I was born in Russia and introduced to books at an early age. My beloved grandmother fostered my love for books and reading; she and I spent many days at the local library together. In Russia, books were my only source of information about other cultures and worlds outside of my own. Reading became my driving force.
After completing medical school in Russia, I immigrated to Canada. It was there that I had to learn to read yet again, as an adult and a non-native English speaker. Learning to read again was not easy, but now I feel very lucky to have learned to read twice.
In my work as a pediatrician in Pawtucket, I work with children who struggle to read, and I can relate to their challenges. As a child, my favorite book was
Karlsson on the Roof
by Astrid Lindgren, which took me on little adventures along with its main characters. My favorite book to give out is
Munch! Crunch! Snacks & Lunch
which teaches kids about healthy eating, and also that reading can be fun!
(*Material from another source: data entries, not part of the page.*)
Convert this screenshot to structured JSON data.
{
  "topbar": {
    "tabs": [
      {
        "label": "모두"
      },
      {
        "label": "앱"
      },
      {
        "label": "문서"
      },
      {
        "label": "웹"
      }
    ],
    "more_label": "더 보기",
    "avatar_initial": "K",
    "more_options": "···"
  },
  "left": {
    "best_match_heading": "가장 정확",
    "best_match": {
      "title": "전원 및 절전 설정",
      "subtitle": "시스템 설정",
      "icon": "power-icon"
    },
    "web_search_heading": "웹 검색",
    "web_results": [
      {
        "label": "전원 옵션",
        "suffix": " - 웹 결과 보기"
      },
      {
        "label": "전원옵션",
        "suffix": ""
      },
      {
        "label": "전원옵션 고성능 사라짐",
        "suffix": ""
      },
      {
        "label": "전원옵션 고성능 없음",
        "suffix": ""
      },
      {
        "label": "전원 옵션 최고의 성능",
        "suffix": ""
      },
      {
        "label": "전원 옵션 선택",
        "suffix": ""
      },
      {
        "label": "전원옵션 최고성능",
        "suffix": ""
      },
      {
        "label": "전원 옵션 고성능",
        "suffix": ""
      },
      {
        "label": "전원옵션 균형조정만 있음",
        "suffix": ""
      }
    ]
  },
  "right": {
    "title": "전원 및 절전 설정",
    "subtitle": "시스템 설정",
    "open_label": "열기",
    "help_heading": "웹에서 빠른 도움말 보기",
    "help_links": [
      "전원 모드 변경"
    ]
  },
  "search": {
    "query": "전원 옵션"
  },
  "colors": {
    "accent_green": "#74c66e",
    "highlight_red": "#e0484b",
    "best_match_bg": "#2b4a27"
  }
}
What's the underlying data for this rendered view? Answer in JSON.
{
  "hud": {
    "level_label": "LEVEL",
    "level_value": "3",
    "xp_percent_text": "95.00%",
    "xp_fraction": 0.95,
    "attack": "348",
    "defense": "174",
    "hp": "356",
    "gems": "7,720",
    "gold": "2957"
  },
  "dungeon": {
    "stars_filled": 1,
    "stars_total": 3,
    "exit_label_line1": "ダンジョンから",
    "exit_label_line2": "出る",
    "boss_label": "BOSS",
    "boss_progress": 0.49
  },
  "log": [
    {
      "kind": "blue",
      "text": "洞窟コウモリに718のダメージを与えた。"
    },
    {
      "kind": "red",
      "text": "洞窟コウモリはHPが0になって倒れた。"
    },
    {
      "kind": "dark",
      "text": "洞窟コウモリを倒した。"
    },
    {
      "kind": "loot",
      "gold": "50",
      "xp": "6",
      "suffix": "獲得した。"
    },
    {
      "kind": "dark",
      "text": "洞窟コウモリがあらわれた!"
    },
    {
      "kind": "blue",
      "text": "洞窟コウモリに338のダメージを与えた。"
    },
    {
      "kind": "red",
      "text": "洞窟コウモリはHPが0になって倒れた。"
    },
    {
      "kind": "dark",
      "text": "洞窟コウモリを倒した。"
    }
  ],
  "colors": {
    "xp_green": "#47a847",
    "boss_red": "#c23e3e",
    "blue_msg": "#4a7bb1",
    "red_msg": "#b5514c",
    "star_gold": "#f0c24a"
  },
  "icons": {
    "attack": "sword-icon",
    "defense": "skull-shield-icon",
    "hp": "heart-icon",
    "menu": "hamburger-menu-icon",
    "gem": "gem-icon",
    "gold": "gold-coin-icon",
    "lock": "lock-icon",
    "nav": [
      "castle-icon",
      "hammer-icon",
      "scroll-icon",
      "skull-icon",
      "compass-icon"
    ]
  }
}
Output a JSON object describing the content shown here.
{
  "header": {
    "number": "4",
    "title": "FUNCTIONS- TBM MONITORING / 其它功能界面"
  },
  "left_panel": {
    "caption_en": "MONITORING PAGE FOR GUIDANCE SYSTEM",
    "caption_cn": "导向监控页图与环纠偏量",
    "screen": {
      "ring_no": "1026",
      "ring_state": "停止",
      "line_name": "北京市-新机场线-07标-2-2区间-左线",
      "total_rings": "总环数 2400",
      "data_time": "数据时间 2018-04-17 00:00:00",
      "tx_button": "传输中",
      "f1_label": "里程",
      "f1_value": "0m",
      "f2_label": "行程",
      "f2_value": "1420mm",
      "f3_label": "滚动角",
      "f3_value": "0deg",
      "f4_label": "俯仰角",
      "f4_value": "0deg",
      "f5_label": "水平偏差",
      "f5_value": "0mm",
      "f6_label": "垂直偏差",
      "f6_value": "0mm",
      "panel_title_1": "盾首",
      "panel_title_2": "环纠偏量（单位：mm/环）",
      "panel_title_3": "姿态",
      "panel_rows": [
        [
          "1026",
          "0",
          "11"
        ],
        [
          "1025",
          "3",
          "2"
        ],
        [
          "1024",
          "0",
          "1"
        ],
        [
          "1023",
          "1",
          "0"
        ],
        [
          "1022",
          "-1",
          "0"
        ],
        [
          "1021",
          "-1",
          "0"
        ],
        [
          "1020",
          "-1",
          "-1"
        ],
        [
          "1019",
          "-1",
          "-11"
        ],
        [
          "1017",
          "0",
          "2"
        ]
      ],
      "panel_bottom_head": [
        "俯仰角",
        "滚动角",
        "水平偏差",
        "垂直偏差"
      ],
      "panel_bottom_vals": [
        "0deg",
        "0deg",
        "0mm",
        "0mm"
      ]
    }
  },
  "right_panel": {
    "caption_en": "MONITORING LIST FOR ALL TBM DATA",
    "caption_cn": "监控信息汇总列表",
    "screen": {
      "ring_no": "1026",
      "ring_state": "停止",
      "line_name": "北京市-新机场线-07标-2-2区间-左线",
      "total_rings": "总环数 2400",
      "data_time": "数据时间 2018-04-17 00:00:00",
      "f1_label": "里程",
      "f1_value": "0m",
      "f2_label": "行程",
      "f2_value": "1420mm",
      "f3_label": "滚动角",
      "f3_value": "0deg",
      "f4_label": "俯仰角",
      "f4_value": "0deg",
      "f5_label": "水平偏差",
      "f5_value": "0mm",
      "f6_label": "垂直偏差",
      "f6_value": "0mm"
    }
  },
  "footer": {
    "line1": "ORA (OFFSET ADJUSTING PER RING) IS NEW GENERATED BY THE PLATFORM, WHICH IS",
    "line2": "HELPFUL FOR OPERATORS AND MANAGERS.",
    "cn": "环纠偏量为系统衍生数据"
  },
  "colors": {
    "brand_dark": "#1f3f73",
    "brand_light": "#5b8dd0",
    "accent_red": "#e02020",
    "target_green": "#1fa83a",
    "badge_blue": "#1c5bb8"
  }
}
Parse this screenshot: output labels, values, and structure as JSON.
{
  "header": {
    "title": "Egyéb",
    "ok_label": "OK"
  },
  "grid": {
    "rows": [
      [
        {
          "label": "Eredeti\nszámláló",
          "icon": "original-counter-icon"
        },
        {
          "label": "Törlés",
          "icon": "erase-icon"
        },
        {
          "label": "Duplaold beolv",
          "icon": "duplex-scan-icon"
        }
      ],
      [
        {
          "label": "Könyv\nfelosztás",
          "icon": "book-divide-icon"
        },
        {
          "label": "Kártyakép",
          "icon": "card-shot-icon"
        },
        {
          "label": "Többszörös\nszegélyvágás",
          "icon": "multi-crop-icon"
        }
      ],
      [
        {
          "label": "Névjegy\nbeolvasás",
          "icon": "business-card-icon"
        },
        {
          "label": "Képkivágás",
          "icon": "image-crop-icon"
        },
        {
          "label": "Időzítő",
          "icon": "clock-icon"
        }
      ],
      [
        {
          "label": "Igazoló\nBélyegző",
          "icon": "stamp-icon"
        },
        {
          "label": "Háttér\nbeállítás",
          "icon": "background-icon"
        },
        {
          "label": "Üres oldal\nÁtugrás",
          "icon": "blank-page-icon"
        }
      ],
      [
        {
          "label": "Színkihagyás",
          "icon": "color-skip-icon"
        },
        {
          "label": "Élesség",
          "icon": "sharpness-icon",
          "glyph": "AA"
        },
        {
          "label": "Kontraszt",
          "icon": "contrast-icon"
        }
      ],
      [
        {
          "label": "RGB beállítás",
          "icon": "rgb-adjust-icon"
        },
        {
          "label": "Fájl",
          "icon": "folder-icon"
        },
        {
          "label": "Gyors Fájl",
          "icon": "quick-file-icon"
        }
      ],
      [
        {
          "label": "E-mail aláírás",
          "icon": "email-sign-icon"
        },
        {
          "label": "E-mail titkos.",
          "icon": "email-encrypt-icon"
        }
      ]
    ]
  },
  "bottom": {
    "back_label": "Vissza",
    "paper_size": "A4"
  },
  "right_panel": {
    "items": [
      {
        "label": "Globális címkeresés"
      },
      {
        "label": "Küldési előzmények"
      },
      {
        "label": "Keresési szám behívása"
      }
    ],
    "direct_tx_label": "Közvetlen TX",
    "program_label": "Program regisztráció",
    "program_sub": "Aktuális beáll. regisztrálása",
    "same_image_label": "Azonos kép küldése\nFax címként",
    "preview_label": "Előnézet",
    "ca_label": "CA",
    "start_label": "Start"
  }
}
I passionately believe in encouraging bilingualism in children. As a mother, I value being able to read to my two children in both my native language and English; it brings me incredible joy to know that they are hearing stories and associating them with my voice. In Pawtucket, we have many families whose native languages are Spanish, Portuguese, French, and Creole. I know that it is tough for parents who are learning English themselves to read books in a language so new to them. As a result, some parents avoid it altogether.
I recall a Spanish-speaking Dad saying that he would love to read to his children in Spanish, but that he didn't have access to any Spanish-language books.
When I handed this Dad a Spanish-language book, provided by Reach Out and Read, he was surprised and overjoyed. He didn't expect that I would value and provide books in his "mother-tongue," in this English-speaking country. I was equally excited, because I knew from experience that this small gesture would make a difference, and set Dad and daughter on a path to new discoveries of their own.
My patient population is extremely diverse. Some of my patients have access to many books, while others will only have the books that we provide. As we all know, reading is a critical skill for any child. In the first years of life, you learn how to read. Then, you read to learn. Reach Out and Read allows me to provide an incredible gift to children and families. Each time I hand a child the gift of a book, I feel as though I am handing them a key...a key that will open the door to endless possibilities.